The real deal can mean a lot of things to a lot of people. It can be defined and interpreted differently. For me however, the real deal would be defined as a top level quarterback who can lead their team to the playoffs and help them compete for a Super Bowl for the next 10+ years.
Let’s start with the pros when discussing Wentz’s future. He’s 6’ 5” and weighs just under 240 pounds. Although he’s already had some durability issues in college and in the preseason, his body structure indicates that he’ll be able to have a long career as long as he stays inside the pocket and does not take unnecessary hits. On top of his large frame, he’s pretty athletic and has a good arm. He’s proven to be an accurate passer thus far. Perhaps Wentz’s best two attributes that have shined bright early are his ability to deliver passes while under pressure and his intangibles. Wentz is reportedly obsessed with football and this bodes well for his short and long-term success.
There are only two big things to knock Wentz for thus far.

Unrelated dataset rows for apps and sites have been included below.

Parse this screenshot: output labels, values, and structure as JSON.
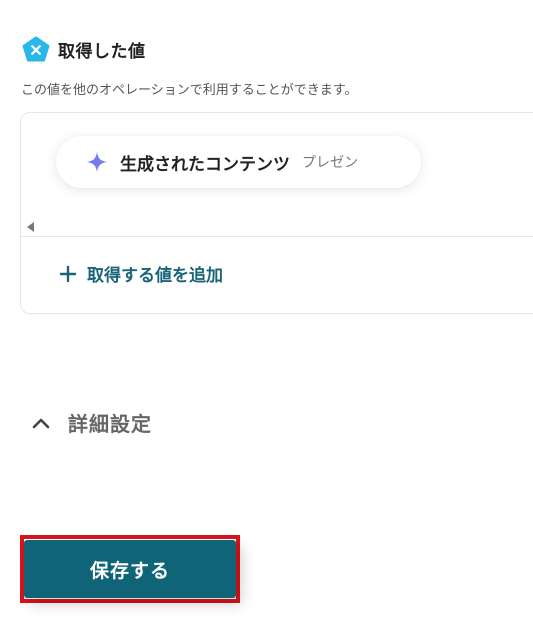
{
  "section": {
    "title": "取得した値",
    "description": "この値を他のオペレーションで利用することができます。"
  },
  "values_panel": {
    "items": [
      {
        "label": "生成されたコンテンツ",
        "sub_label": "プレゼン"
      }
    ],
    "add_label": "取得する値を追加"
  },
  "advanced": {
    "label": "詳細設定"
  },
  "footer": {
    "save_label": "保存する"
  },
  "colors": {
    "accent": "#0f6577",
    "accent_text": "#1a6478",
    "icon_cyan": "#29b6e8",
    "highlight": "#d8141b"
  },
  "icons": [
    "pentagon-x-icon",
    "sparkle-icon",
    "scroll-left-icon",
    "plus-icon",
    "chevron-up-icon"
  ]
}
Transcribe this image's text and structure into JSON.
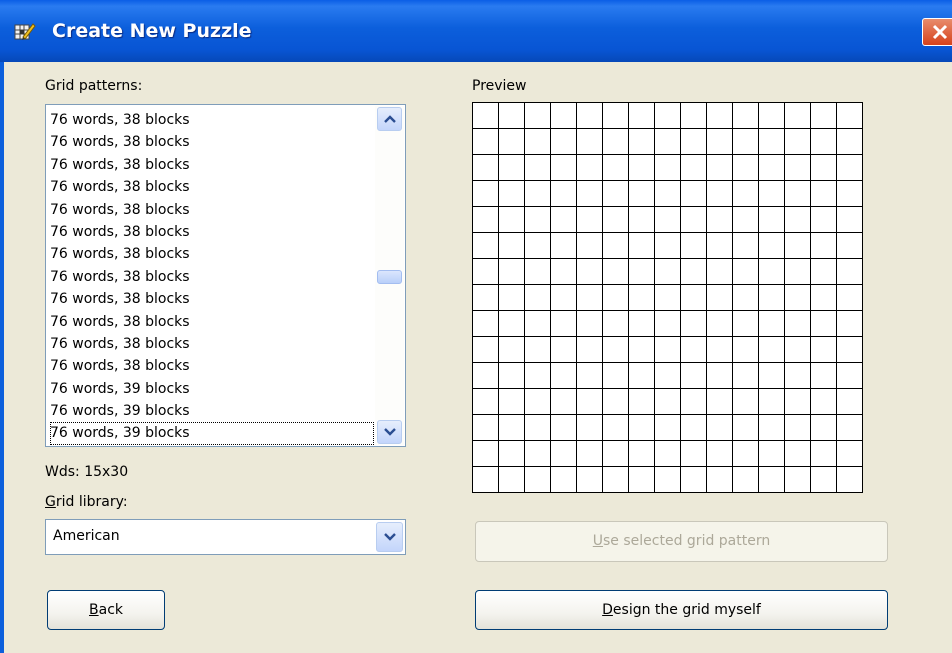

The first is the level of competition. Everyone is now aware that Wentz played at North Dakota State. North Dakota State is an NCAA Division I FCS school, also referred to as I-AA. This means that they are in fact ‘D1’ but on a much lower level than the top schools such as Alabama and Ohio State. I don’t take too much stock in Wentz’s college competition. There have been good quarterbacks from small schools and bad quarterbacks from big schools.
Going along with the theme of weaker competition is Wentz’s first two NFL opponents: the Browns and the Bears. To put it nicely, the Browns and the Bears are really bad. The Browns have gone through 25 quarterbacks since 1999 and the Bears heavily overpaid one of the worst quarterbacks in football. So while everyone freaks out about Wentz ringing up these bad teams, please excuse me for telling everyone to pump the breaks. Yes, Wentz played great and yes I’m very excited about the Eagles’ future with him, but let’s not call him Aaron Rodgers just yet.
The second of the two knocks on Wentz is his experience. Obviously Wentz can’t control that he has very little experience; it’s just something that will come with time. Like I said before, Wentz has played very well and done all the right things so far, but this is another case in which we need to pump the breaks. Three hundred and twenty yards, 19-26 passing, 139.9 quarterback rating, two touchdowns and zero interceptions. One hundred and eighty yards, 17-26 passing, 111.1 quarterback rating, two touchdowns and no interceptions. Whose stat lines are those you might ask? The first is Robert Griffin III in his first career start and the second is JaMarcus Russell in his second career start. Russell is out of the league and RGIII looks like he might be joining him soon. This is not to say Carson Wentz will end up like either of these two, but rather it’s to remind everyone that early success doesn’t always coincide with long-term success. The NFL is a different beast. There have been too many times that I have seen a guy look like a stud and fall flat on his face once coaches figured him out. Just pump those breaks.
Back to the question: is Carson Wentz the real deal? My answer is neither yes nor no, but rather I don’t know. Anyone who thinks they do know is fooling themselves. One thing I do know however is that Carson Wentz looks great so far and he has the entire city of Philadelphia, including myself, excited about Eagles football once again.